→ **The data**:
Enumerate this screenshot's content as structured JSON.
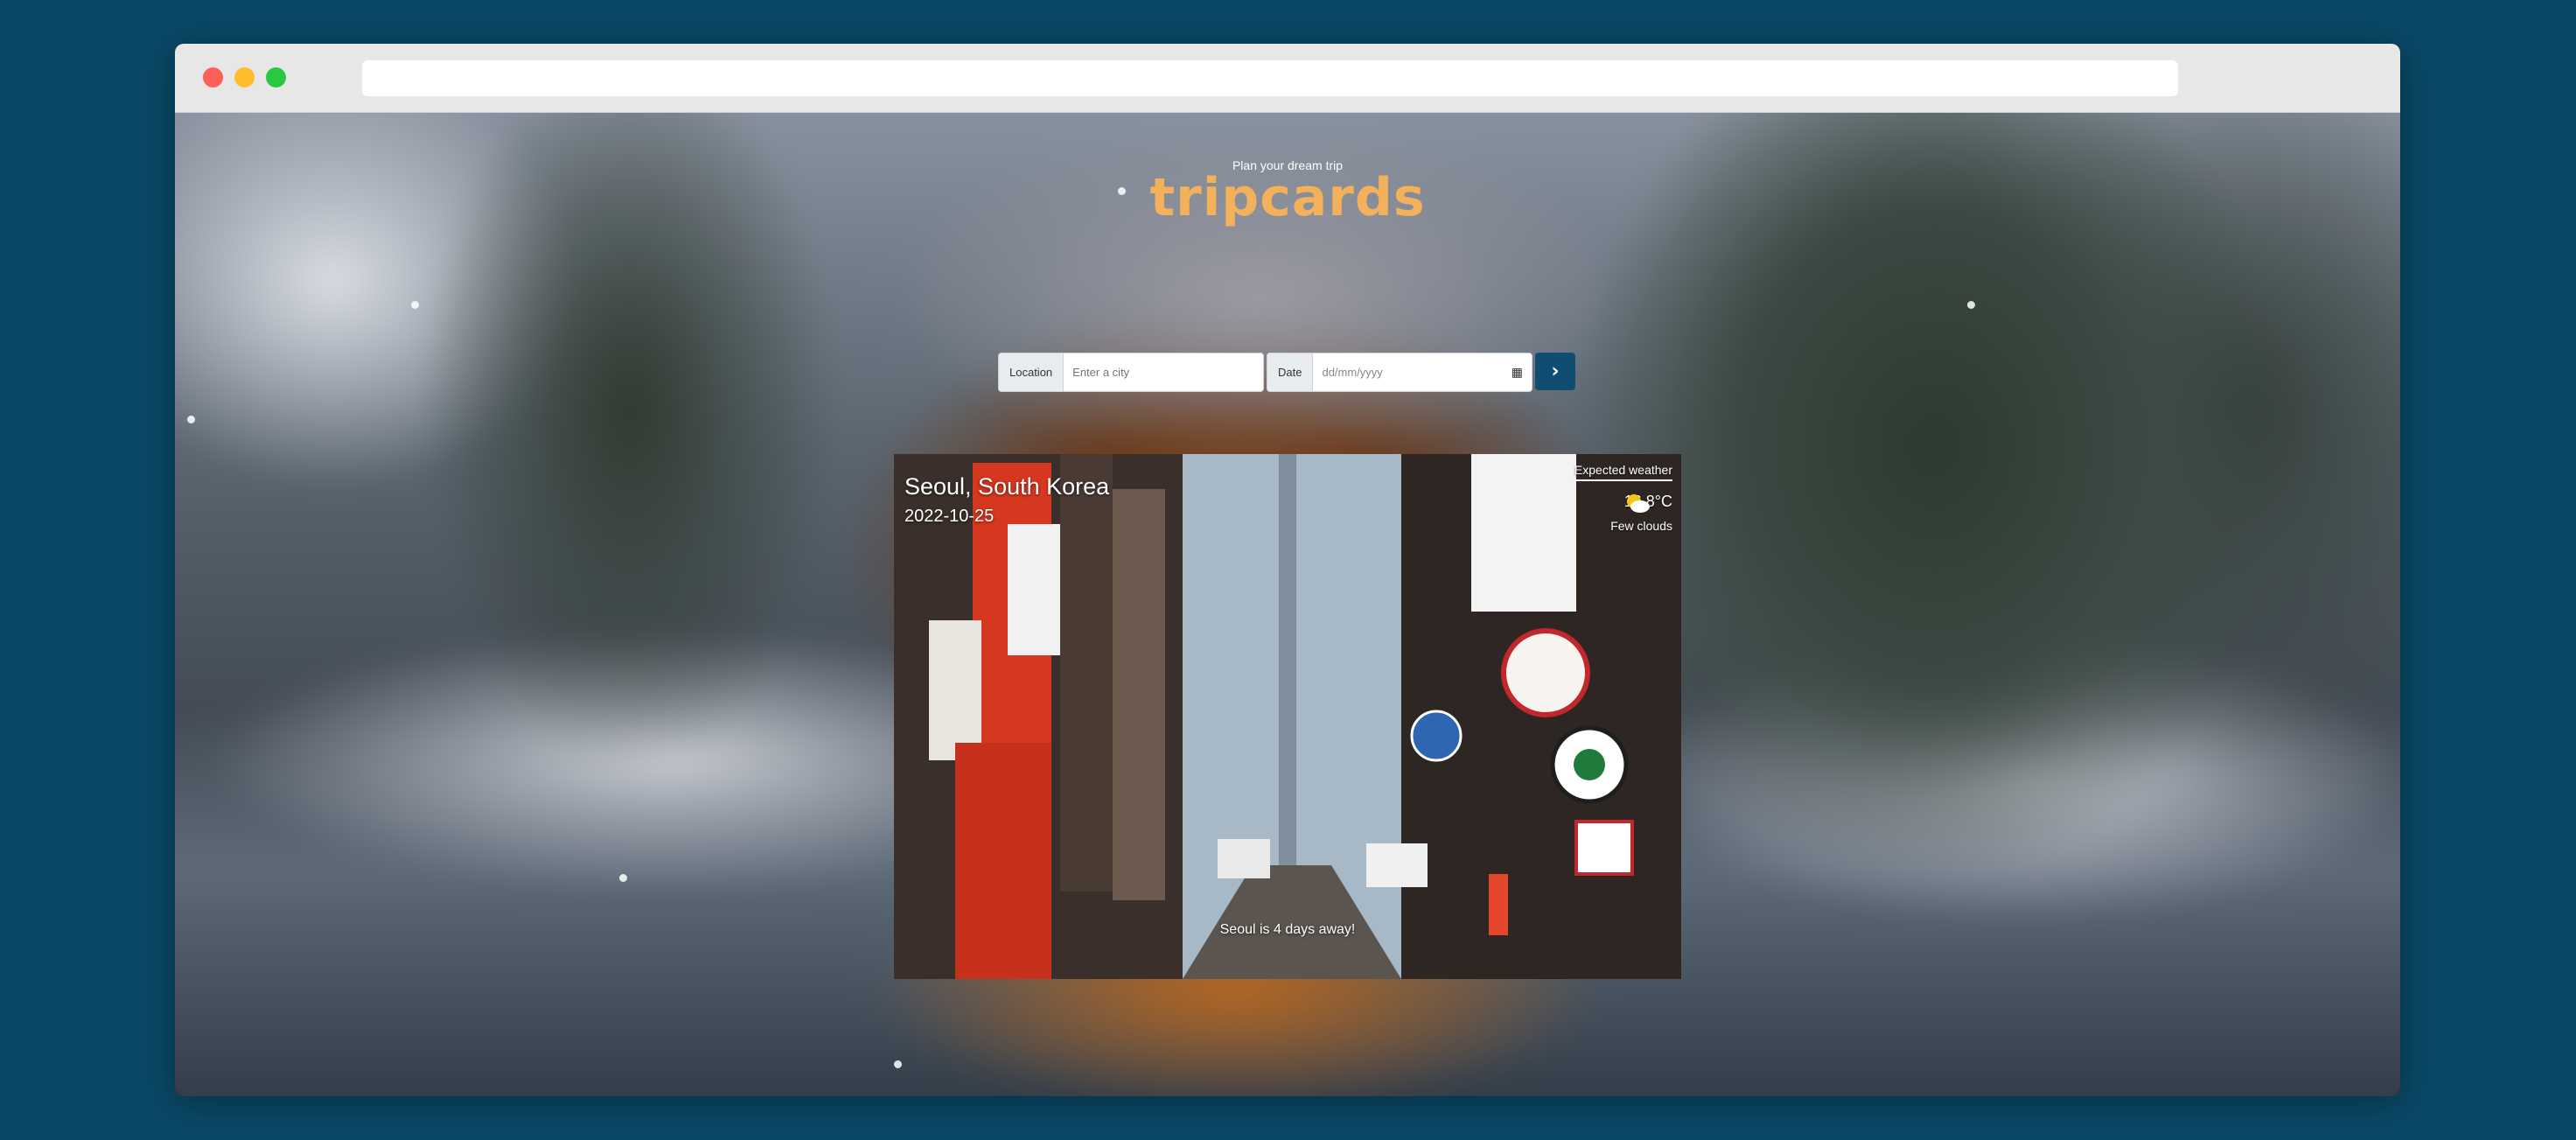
{
  "browser": {
    "url": ""
  },
  "hero": {
    "subtitle": "Plan your dream trip",
    "title": "tripcards"
  },
  "form": {
    "location_label": "Location",
    "location_placeholder": "Enter a city",
    "date_label": "Date",
    "date_placeholder": "dd/mm/yyyy",
    "submit_icon": "chevron-right-icon"
  },
  "card": {
    "city": "Seoul, South Korea",
    "date": "2022-10-25",
    "weather_label": "Expected weather",
    "temperature": "16.8°C",
    "weather_icon": "partly-cloudy-icon",
    "description": "Few clouds",
    "countdown": "Seoul is 4 days away!"
  },
  "colors": {
    "brand": "#f2b15a",
    "submit": "#0f4e72",
    "page_bg": "#0a4866"
  }
}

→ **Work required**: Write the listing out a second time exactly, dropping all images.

→ **Answer space**:
Enumerate this screenshot's content as structured JSON.
{
  "browser": {
    "url": ""
  },
  "hero": {
    "subtitle": "Plan your dream trip",
    "title": "tripcards"
  },
  "form": {
    "location_label": "Location",
    "location_placeholder": "Enter a city",
    "date_label": "Date",
    "date_placeholder": "dd/mm/yyyy",
    "submit_icon": "chevron-right-icon"
  },
  "card": {
    "city": "Seoul, South Korea",
    "date": "2022-10-25",
    "weather_label": "Expected weather",
    "temperature": "16.8°C",
    "weather_icon": "partly-cloudy-icon",
    "description": "Few clouds",
    "countdown": "Seoul is 4 days away!"
  },
  "colors": {
    "brand": "#f2b15a",
    "submit": "#0f4e72",
    "page_bg": "#0a4866"
  }
}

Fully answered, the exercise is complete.